Acting on the order of Republican Governor Paul LePage, the Maine Department of Health and Human Services announced Wednesday the State would stop administering Federal food stamp benefits to capable residents who do not hold jobs, receive job training or do volunteer work.

In a statement, the Governor explained his rationale, saying people in need “deserve a hand up, but we should not be giving able-bodied individuals a handout… We must protect our limited resources for those who are truly in need and who are doing all they can to be self-sufficient.”

According to Portland NBC affiliate WCSH-TV, the new rule, set to take effect on Oct. 1, applies to adult food stamp recipients who do not claim any dependents. It will require them to work or volunteer for 20 hours per week in order to continue receiving food stamps, now formally known as the Supplemental Nutrition Assistance Program (SNAP). Recipients can also meet the requirement by participating in the Maine Department of Labor’s Competitive Skills Scholarship Program, which trains residents in developing practical job skills.

The SNAP program is funded by the Federal government but is administered by the States. LePage’s plan would affect approximately 12,000 Maine residents.

More from the report:

In an interview with NEWS CENTER, DHHS Commissioner Mary Mayhew emphasized that the change only affects SNAP recipients with are not disabled, not elderly and have no dependents. She says that means it will not affect single mothers, for example. DHHS says federal law already requires work for those recipients, but Mayhew says Maine has been operating under a federal waiver since 2009. The waiver expires at the end of September and Mayhew says the state will not renew it. She says the lower unemployment rate and improving economy should make it more feasible for those people to find jobs. But DHHS is also stressing that specific education or training programs can also qualify, as can approved community service work.

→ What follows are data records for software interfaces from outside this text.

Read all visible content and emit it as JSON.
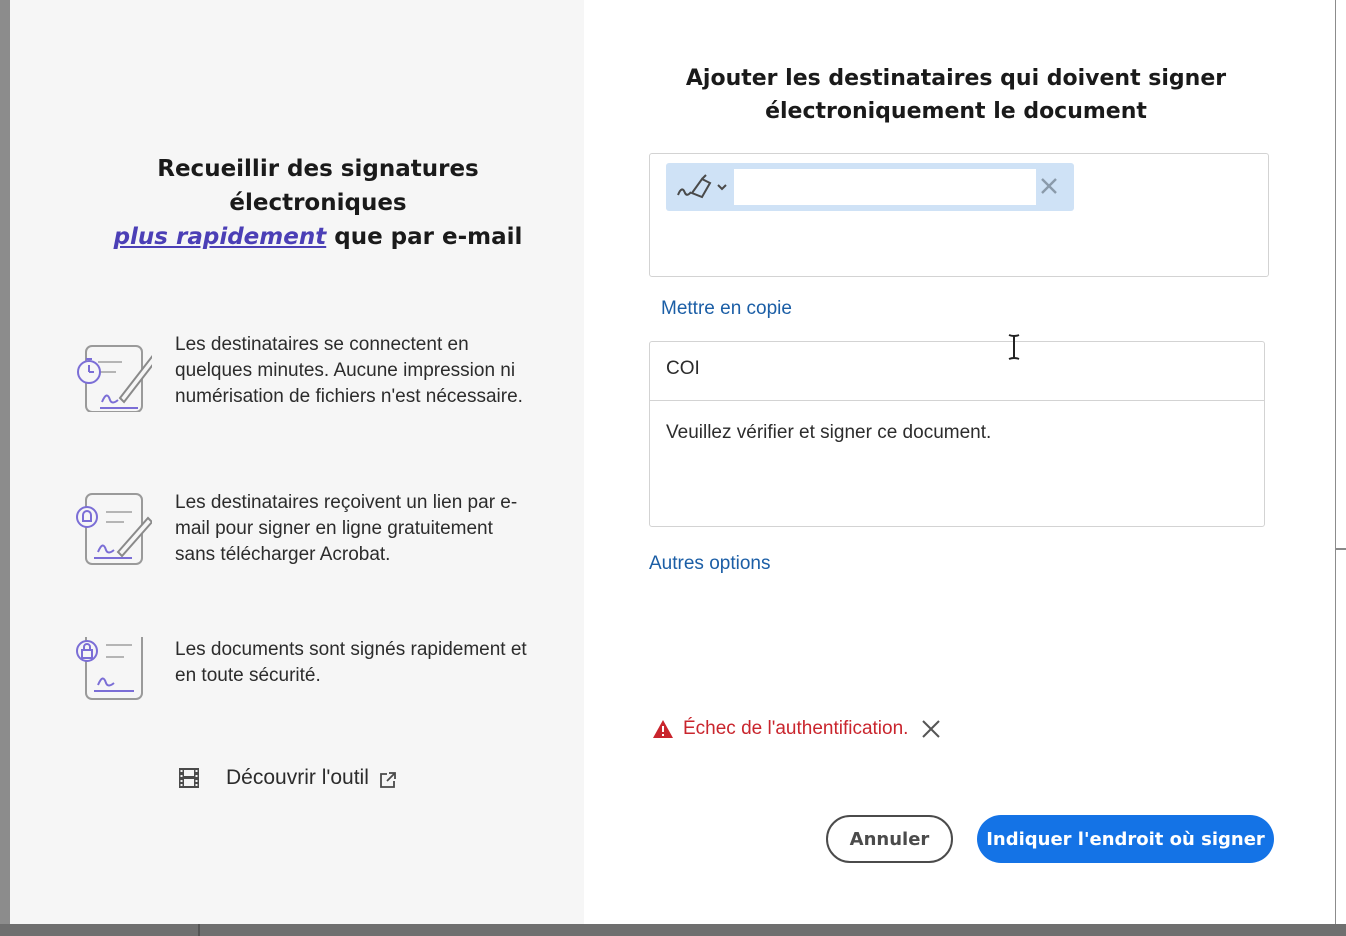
{
  "left": {
    "heading_line1": "Recueillir des signatures",
    "heading_line2": "électroniques",
    "heading_highlight": "plus rapidement",
    "heading_rest": " que par e-mail",
    "features": [
      {
        "icon": "timer-signature-icon",
        "text": "Les destinataires se connectent en quelques minutes. Aucune impression ni numérisation de fichiers n'est nécessaire."
      },
      {
        "icon": "email-signature-icon",
        "text": "Les destinataires reçoivent un lien par e-mail pour signer en ligne gratuitement sans télécharger Acrobat."
      },
      {
        "icon": "lock-document-icon",
        "text": "Les documents sont signés rapidement et en toute sécurité."
      }
    ],
    "discover_label": "Découvrir l'outil"
  },
  "right": {
    "title_line1": "Ajouter les destinataires qui doivent signer",
    "title_line2": "électroniquement le document",
    "recipient_value": "",
    "cc_label": "Mettre en copie",
    "subject_value": "COI",
    "message_value": "Veuillez vérifier et signer ce document.",
    "more_options": "Autres options",
    "error_text": "Échec de l'authentification.",
    "cancel_label": "Annuler",
    "primary_label": "Indiquer l'endroit où signer"
  },
  "colors": {
    "accent": "#1473e6",
    "link": "#1b5ea6",
    "error": "#c9252d",
    "highlight": "#4b3fb6",
    "chip": "#cfe2f6"
  }
}
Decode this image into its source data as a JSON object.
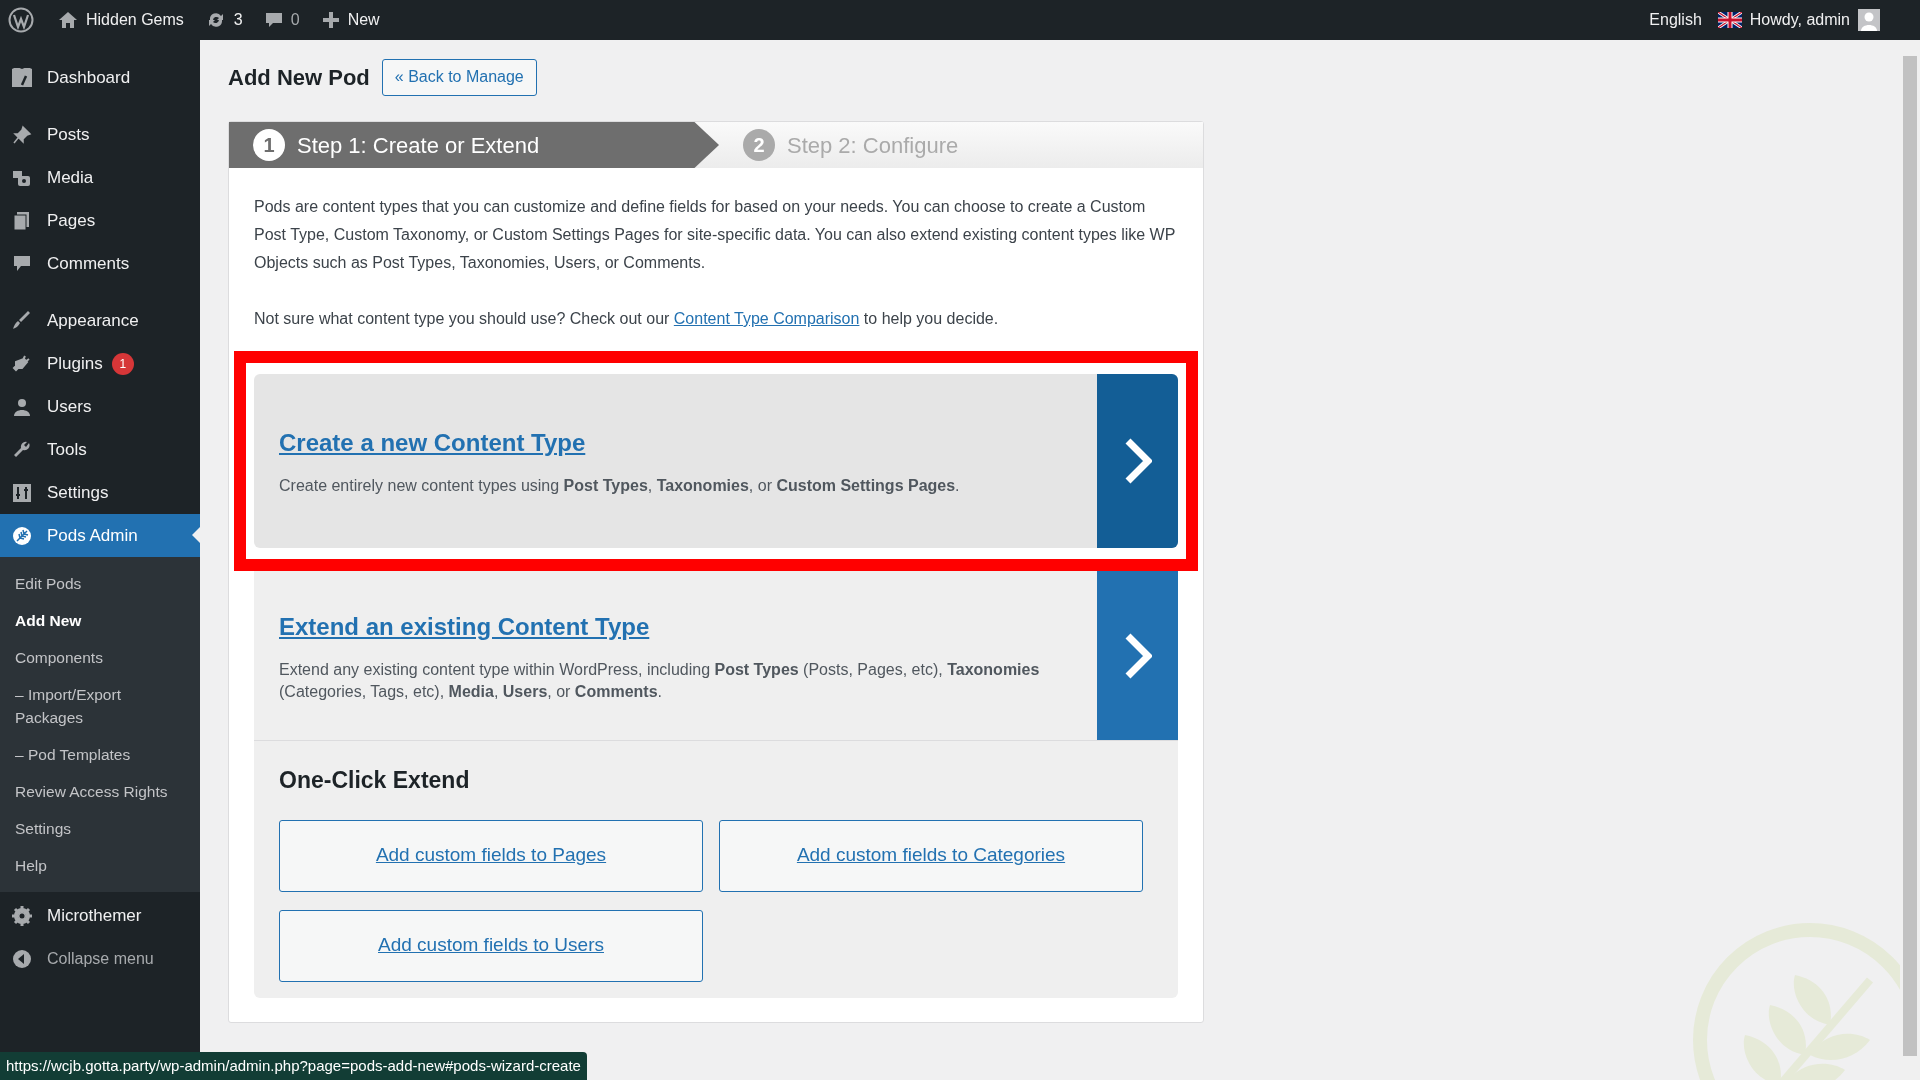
{
  "admin_bar": {
    "site": "Hidden Gems",
    "updates": "3",
    "comments": "0",
    "new": "New",
    "language": "English",
    "greeting": "Howdy, admin"
  },
  "sidebar": {
    "menu": [
      {
        "label": "Dashboard",
        "selected": false,
        "gap_after": true
      },
      {
        "label": "Posts",
        "selected": false
      },
      {
        "label": "Media",
        "selected": false
      },
      {
        "label": "Pages",
        "selected": false
      },
      {
        "label": "Comments",
        "selected": false,
        "gap_after": true
      },
      {
        "label": "Appearance",
        "selected": false
      },
      {
        "label": "Plugins",
        "selected": false,
        "badge": "1"
      },
      {
        "label": "Users",
        "selected": false
      },
      {
        "label": "Tools",
        "selected": false
      },
      {
        "label": "Settings",
        "selected": false
      },
      {
        "label": "Pods Admin",
        "selected": true,
        "children": [
          {
            "label": "Edit Pods",
            "selected": false
          },
          {
            "label": "Add New",
            "selected": true
          },
          {
            "label": "Components",
            "selected": false
          },
          {
            "label": "– Import/Export Packages",
            "selected": false
          },
          {
            "label": "– Pod Templates",
            "selected": false
          },
          {
            "label": "Review Access Rights",
            "selected": false
          },
          {
            "label": "Settings",
            "selected": false
          },
          {
            "label": "Help",
            "selected": false
          }
        ]
      },
      {
        "label": "Microthemer",
        "selected": false
      }
    ],
    "collapse": "Collapse menu"
  },
  "page": {
    "title": "Add New Pod",
    "back_button": "« Back to Manage"
  },
  "wizard": {
    "steps": [
      {
        "number": "1",
        "label": "Step 1: Create or Extend",
        "selected": true
      },
      {
        "number": "2",
        "label": "Step 2: Configure",
        "selected": false
      }
    ],
    "intro": "Pods are content types that you can customize and define fields for based on your needs. You can choose to create a Custom Post Type, Custom Taxonomy, or Custom Settings Pages for site-specific data. You can also extend existing content types like WP Objects such as Post Types, Taxonomies, Users, or Comments.",
    "help": {
      "before": "Not sure what content type you should use? Check out our",
      "link": "Content Type Comparison",
      "after": "to help you decide."
    },
    "options": [
      {
        "title": "Create a new Content Type",
        "description": "Create entirely new content types using **Post Types**, **Taxonomies**, or **Custom Settings Pages**.",
        "highlighted": true
      },
      {
        "title": "Extend an existing Content Type",
        "description": "Extend any existing content type within WordPress, including **Post Types** (Posts, Pages, etc), **Taxonomies** (Categories, Tags, etc), **Media**, **Users**, or **Comments**.",
        "highlighted": false
      }
    ],
    "one_click": {
      "heading": "One-Click Extend",
      "buttons": [
        "Add custom fields to Pages",
        "Add custom fields to Categories",
        "Add custom fields to Users"
      ]
    }
  },
  "status_url": "https://wcjb.gotta.party/wp-admin/admin.php?page=pods-add-new#pods-wizard-create"
}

Democratic elected leaders in Maine reportedly aren’t happy about the end of no-work food stamps, criticizing LePage for playing politics and neglecting the plight of poor people in the State’s rural areas, where the logistics of getting and keeping part-time work aren’t feasible for people who lack funds.

In June, LePage made a similar move to curb wasteful applications of public assistance, announcing a plan to end State benefits for illegal immigrants who reside in Maine. “[I]llegal aliens who choose to live in Maine are not our most vulnerable citizens,” LePage explained in a radio address discussing the proposal.

Interesting nugget: LePage himself reportedly was homeless as a child.

Ben Bullard

Reconciling the concept of individual sovereignty with conscientious participation in the modern American political process is a continuing preoccupation for staff writer Ben Bullard. A former community newspaper writer, Bullard has closely observed the manner in which well-meaning small-town politicians and policy makers often accept, unthinkingly, their increasingly marginal role in shaping the quality of their own lives, as well as those of the people whom they serve. He argues that American public policy is plagued by inscrutable and corrupt motives on a national scale, a fundamental problem which individuals, families and communities must strive to solve. This, he argues, can be achieved only as Americans rediscover the principal role each citizen plays in enriching the welfare of our Republic.